Exercise directions
Write out each record exactly and skip every image.
###
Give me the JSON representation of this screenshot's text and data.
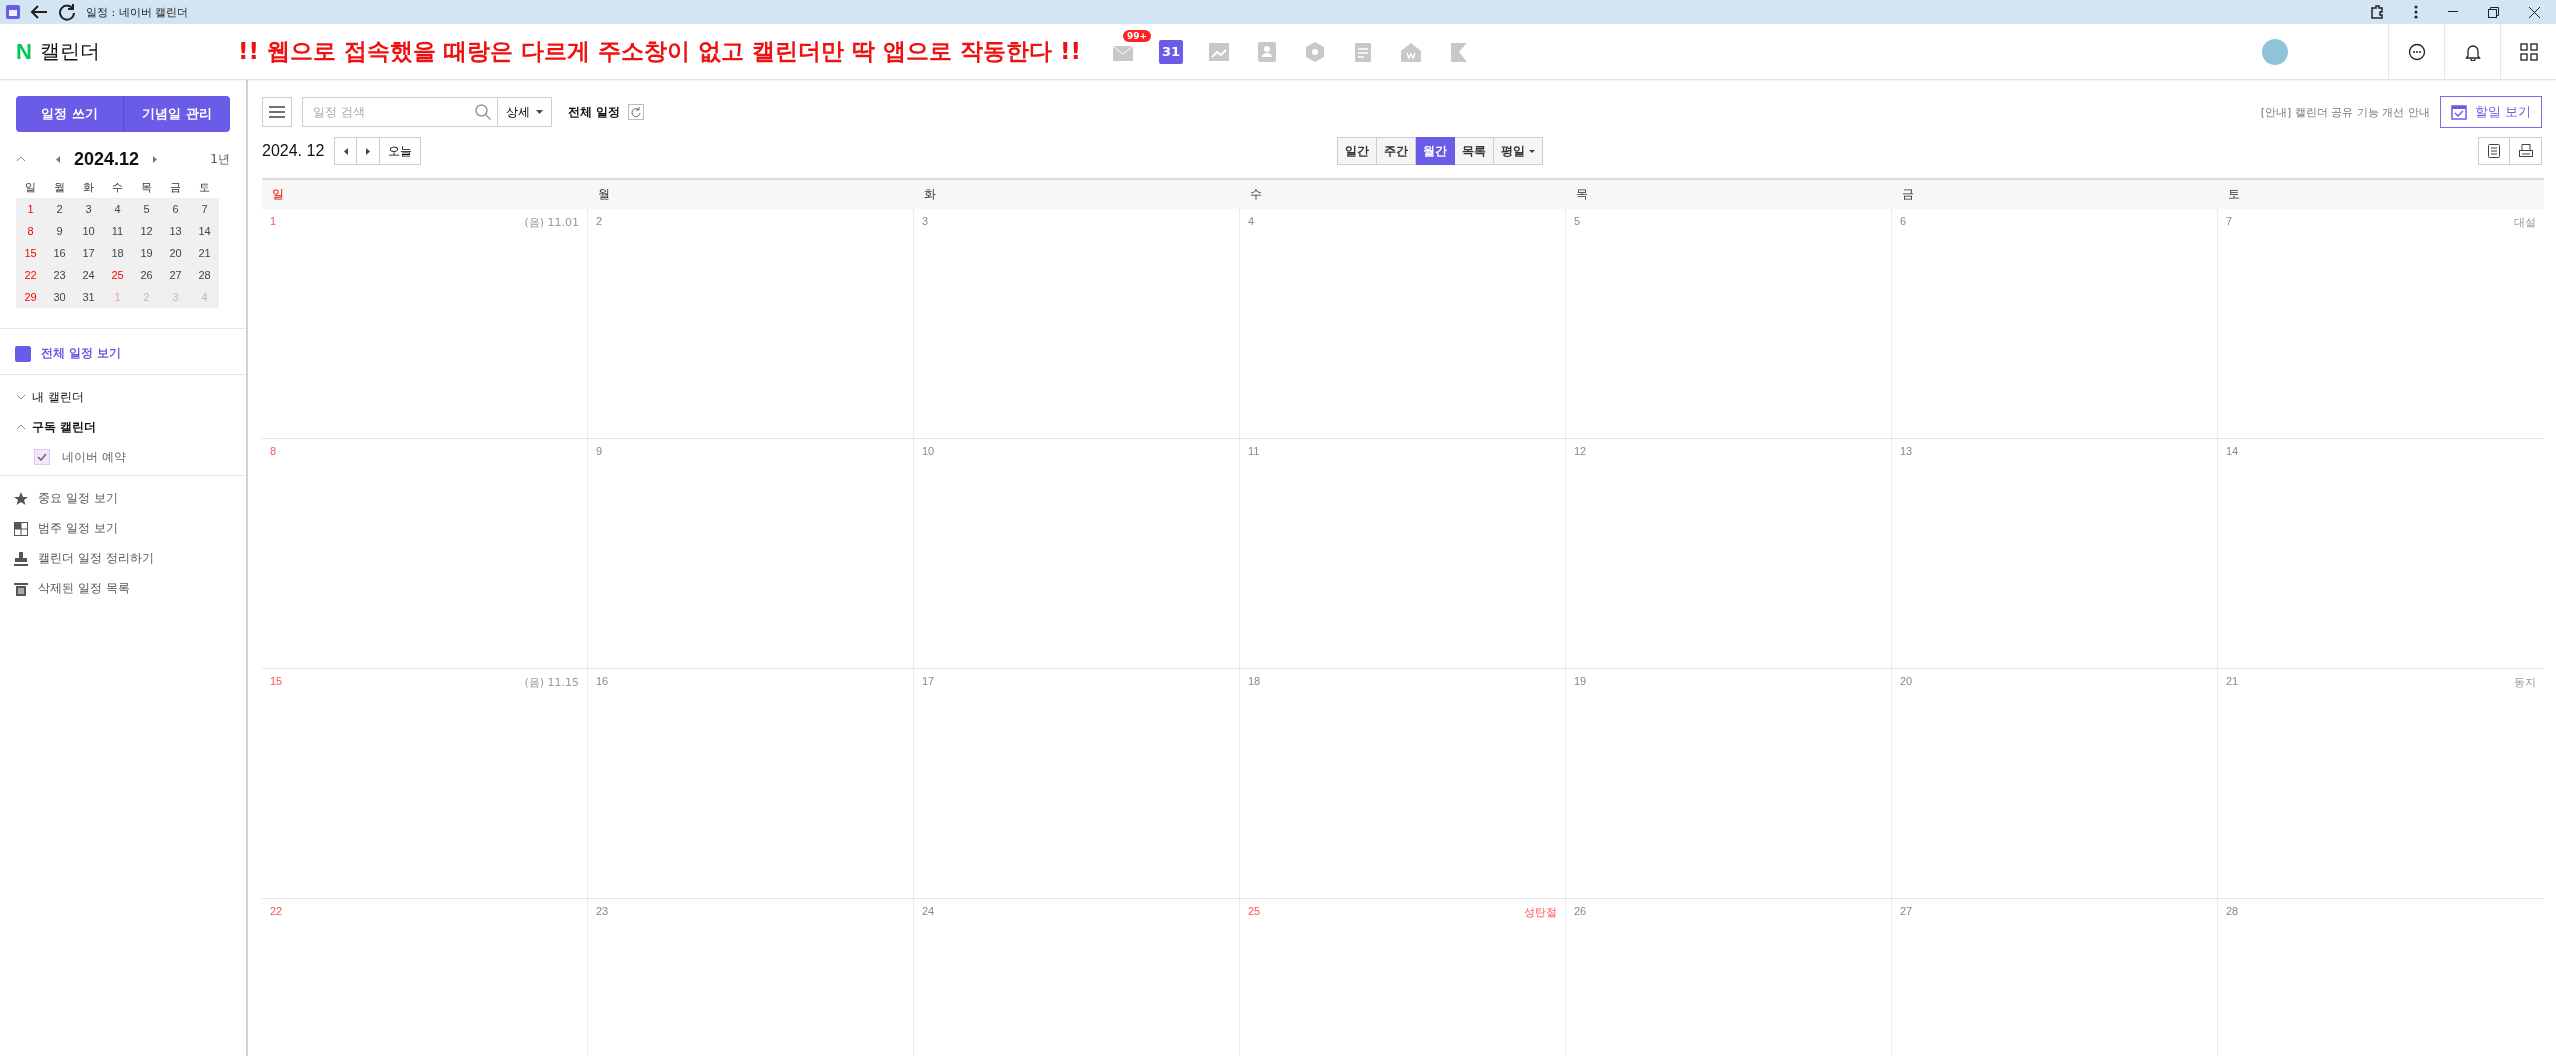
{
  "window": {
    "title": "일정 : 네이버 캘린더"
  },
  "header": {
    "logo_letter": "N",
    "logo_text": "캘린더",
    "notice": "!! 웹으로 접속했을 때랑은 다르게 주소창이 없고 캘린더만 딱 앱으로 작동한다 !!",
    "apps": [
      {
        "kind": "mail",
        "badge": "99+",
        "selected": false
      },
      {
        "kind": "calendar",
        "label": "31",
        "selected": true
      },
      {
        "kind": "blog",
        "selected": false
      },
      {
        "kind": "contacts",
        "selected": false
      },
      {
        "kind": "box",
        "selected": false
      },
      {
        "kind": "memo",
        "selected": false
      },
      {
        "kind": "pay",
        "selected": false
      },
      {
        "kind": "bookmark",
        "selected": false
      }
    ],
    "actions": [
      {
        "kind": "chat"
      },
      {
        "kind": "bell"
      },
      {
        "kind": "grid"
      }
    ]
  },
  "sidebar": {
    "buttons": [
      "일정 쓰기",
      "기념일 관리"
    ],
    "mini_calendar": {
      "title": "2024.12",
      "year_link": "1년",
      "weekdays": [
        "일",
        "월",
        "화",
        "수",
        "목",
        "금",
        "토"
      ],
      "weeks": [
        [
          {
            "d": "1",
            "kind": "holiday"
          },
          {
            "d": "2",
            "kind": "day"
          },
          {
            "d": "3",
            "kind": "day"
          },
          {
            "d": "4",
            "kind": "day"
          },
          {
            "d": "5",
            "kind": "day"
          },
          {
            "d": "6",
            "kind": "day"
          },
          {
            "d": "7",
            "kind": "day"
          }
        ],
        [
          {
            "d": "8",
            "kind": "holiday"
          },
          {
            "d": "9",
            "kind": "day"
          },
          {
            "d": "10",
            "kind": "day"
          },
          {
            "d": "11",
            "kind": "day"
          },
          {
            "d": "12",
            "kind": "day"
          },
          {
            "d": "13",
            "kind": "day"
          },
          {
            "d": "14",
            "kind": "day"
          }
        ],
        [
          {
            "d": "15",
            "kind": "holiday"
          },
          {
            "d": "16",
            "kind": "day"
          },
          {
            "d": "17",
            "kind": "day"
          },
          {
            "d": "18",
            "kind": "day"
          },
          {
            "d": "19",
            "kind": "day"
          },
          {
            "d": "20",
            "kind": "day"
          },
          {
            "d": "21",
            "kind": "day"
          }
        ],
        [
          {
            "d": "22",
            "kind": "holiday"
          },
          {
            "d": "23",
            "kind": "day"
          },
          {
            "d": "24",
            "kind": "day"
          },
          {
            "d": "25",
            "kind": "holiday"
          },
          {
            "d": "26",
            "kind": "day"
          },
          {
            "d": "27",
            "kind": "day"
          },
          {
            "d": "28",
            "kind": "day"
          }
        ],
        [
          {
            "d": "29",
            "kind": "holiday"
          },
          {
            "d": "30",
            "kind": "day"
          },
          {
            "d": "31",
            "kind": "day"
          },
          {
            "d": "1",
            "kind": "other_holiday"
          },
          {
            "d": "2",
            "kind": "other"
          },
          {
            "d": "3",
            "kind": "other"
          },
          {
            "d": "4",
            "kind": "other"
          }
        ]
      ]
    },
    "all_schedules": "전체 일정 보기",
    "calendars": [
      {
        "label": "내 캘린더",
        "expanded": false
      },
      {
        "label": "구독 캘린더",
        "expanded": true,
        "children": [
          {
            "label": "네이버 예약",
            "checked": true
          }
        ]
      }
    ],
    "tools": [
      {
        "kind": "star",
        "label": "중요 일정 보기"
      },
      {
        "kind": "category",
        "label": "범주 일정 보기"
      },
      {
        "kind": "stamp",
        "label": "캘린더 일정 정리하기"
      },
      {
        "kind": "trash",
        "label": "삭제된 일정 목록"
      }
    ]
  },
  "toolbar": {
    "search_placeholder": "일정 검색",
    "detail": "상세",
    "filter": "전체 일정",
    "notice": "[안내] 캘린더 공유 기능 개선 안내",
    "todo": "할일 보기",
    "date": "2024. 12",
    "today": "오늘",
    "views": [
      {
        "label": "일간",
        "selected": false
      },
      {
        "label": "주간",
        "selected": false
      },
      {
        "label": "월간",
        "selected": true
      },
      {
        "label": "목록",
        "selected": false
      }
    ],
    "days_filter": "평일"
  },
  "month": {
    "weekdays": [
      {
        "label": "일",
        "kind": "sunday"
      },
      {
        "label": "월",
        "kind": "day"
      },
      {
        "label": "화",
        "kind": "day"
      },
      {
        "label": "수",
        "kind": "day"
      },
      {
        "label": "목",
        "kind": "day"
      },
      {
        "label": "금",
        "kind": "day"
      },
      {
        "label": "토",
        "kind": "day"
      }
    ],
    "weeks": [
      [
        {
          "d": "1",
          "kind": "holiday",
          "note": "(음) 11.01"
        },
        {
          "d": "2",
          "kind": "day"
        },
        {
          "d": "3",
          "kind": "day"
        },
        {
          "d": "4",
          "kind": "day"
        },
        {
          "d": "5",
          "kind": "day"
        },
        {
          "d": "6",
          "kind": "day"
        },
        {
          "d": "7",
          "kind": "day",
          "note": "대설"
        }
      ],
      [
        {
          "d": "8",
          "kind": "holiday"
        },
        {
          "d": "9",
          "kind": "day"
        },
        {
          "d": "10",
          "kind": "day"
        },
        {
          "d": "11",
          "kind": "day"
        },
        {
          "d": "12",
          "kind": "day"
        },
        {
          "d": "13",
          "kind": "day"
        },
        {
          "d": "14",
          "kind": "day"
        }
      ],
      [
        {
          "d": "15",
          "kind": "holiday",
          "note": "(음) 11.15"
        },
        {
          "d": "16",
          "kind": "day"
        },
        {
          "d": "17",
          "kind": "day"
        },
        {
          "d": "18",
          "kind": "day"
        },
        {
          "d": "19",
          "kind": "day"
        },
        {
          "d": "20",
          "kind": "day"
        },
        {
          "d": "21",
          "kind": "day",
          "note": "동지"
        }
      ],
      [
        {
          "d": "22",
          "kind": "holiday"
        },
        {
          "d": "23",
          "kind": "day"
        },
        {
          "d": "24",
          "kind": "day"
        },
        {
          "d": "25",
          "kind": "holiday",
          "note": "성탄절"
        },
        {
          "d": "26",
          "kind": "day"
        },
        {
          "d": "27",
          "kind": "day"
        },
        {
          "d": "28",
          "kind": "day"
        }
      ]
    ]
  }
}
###
Exercise response
Give me the JSON representation of this screenshot's text and data.
{
  "window": {
    "title": "일정 : 네이버 캘린더"
  },
  "header": {
    "logo_letter": "N",
    "logo_text": "캘린더",
    "notice": "!! 웹으로 접속했을 때랑은 다르게 주소창이 없고 캘린더만 딱 앱으로 작동한다 !!",
    "apps": [
      {
        "kind": "mail",
        "badge": "99+",
        "selected": false
      },
      {
        "kind": "calendar",
        "label": "31",
        "selected": true
      },
      {
        "kind": "blog",
        "selected": false
      },
      {
        "kind": "contacts",
        "selected": false
      },
      {
        "kind": "box",
        "selected": false
      },
      {
        "kind": "memo",
        "selected": false
      },
      {
        "kind": "pay",
        "selected": false
      },
      {
        "kind": "bookmark",
        "selected": false
      }
    ],
    "actions": [
      {
        "kind": "chat"
      },
      {
        "kind": "bell"
      },
      {
        "kind": "grid"
      }
    ]
  },
  "sidebar": {
    "buttons": [
      "일정 쓰기",
      "기념일 관리"
    ],
    "mini_calendar": {
      "title": "2024.12",
      "year_link": "1년",
      "weekdays": [
        "일",
        "월",
        "화",
        "수",
        "목",
        "금",
        "토"
      ],
      "weeks": [
        [
          {
            "d": "1",
            "kind": "holiday"
          },
          {
            "d": "2",
            "kind": "day"
          },
          {
            "d": "3",
            "kind": "day"
          },
          {
            "d": "4",
            "kind": "day"
          },
          {
            "d": "5",
            "kind": "day"
          },
          {
            "d": "6",
            "kind": "day"
          },
          {
            "d": "7",
            "kind": "day"
          }
        ],
        [
          {
            "d": "8",
            "kind": "holiday"
          },
          {
            "d": "9",
            "kind": "day"
          },
          {
            "d": "10",
            "kind": "day"
          },
          {
            "d": "11",
            "kind": "day"
          },
          {
            "d": "12",
            "kind": "day"
          },
          {
            "d": "13",
            "kind": "day"
          },
          {
            "d": "14",
            "kind": "day"
          }
        ],
        [
          {
            "d": "15",
            "kind": "holiday"
          },
          {
            "d": "16",
            "kind": "day"
          },
          {
            "d": "17",
            "kind": "day"
          },
          {
            "d": "18",
            "kind": "day"
          },
          {
            "d": "19",
            "kind": "day"
          },
          {
            "d": "20",
            "kind": "day"
          },
          {
            "d": "21",
            "kind": "day"
          }
        ],
        [
          {
            "d": "22",
            "kind": "holiday"
          },
          {
            "d": "23",
            "kind": "day"
          },
          {
            "d": "24",
            "kind": "day"
          },
          {
            "d": "25",
            "kind": "holiday"
          },
          {
            "d": "26",
            "kind": "day"
          },
          {
            "d": "27",
            "kind": "day"
          },
          {
            "d": "28",
            "kind": "day"
          }
        ],
        [
          {
            "d": "29",
            "kind": "holiday"
          },
          {
            "d": "30",
            "kind": "day"
          },
          {
            "d": "31",
            "kind": "day"
          },
          {
            "d": "1",
            "kind": "other_holiday"
          },
          {
            "d": "2",
            "kind": "other"
          },
          {
            "d": "3",
            "kind": "other"
          },
          {
            "d": "4",
            "kind": "other"
          }
        ]
      ]
    },
    "all_schedules": "전체 일정 보기",
    "calendars": [
      {
        "label": "내 캘린더",
        "expanded": false
      },
      {
        "label": "구독 캘린더",
        "expanded": true,
        "children": [
          {
            "label": "네이버 예약",
            "checked": true
          }
        ]
      }
    ],
    "tools": [
      {
        "kind": "star",
        "label": "중요 일정 보기"
      },
      {
        "kind": "category",
        "label": "범주 일정 보기"
      },
      {
        "kind": "stamp",
        "label": "캘린더 일정 정리하기"
      },
      {
        "kind": "trash",
        "label": "삭제된 일정 목록"
      }
    ]
  },
  "toolbar": {
    "search_placeholder": "일정 검색",
    "detail": "상세",
    "filter": "전체 일정",
    "notice": "[안내] 캘린더 공유 기능 개선 안내",
    "todo": "할일 보기",
    "date": "2024. 12",
    "today": "오늘",
    "views": [
      {
        "label": "일간",
        "selected": false
      },
      {
        "label": "주간",
        "selected": false
      },
      {
        "label": "월간",
        "selected": true
      },
      {
        "label": "목록",
        "selected": false
      }
    ],
    "days_filter": "평일"
  },
  "month": {
    "weekdays": [
      {
        "label": "일",
        "kind": "sunday"
      },
      {
        "label": "월",
        "kind": "day"
      },
      {
        "label": "화",
        "kind": "day"
      },
      {
        "label": "수",
        "kind": "day"
      },
      {
        "label": "목",
        "kind": "day"
      },
      {
        "label": "금",
        "kind": "day"
      },
      {
        "label": "토",
        "kind": "day"
      }
    ],
    "weeks": [
      [
        {
          "d": "1",
          "kind": "holiday",
          "note": "(음) 11.01"
        },
        {
          "d": "2",
          "kind": "day"
        },
        {
          "d": "3",
          "kind": "day"
        },
        {
          "d": "4",
          "kind": "day"
        },
        {
          "d": "5",
          "kind": "day"
        },
        {
          "d": "6",
          "kind": "day"
        },
        {
          "d": "7",
          "kind": "day",
          "note": "대설"
        }
      ],
      [
        {
          "d": "8",
          "kind": "holiday"
        },
        {
          "d": "9",
          "kind": "day"
        },
        {
          "d": "10",
          "kind": "day"
        },
        {
          "d": "11",
          "kind": "day"
        },
        {
          "d": "12",
          "kind": "day"
        },
        {
          "d": "13",
          "kind": "day"
        },
        {
          "d": "14",
          "kind": "day"
        }
      ],
      [
        {
          "d": "15",
          "kind": "holiday",
          "note": "(음) 11.15"
        },
        {
          "d": "16",
          "kind": "day"
        },
        {
          "d": "17",
          "kind": "day"
        },
        {
          "d": "18",
          "kind": "day"
        },
        {
          "d": "19",
          "kind": "day"
        },
        {
          "d": "20",
          "kind": "day"
        },
        {
          "d": "21",
          "kind": "day",
          "note": "동지"
        }
      ],
      [
        {
          "d": "22",
          "kind": "holiday"
        },
        {
          "d": "23",
          "kind": "day"
        },
        {
          "d": "24",
          "kind": "day"
        },
        {
          "d": "25",
          "kind": "holiday",
          "note": "성탄절"
        },
        {
          "d": "26",
          "kind": "day"
        },
        {
          "d": "27",
          "kind": "day"
        },
        {
          "d": "28",
          "kind": "day"
        }
      ]
    ]
  }
}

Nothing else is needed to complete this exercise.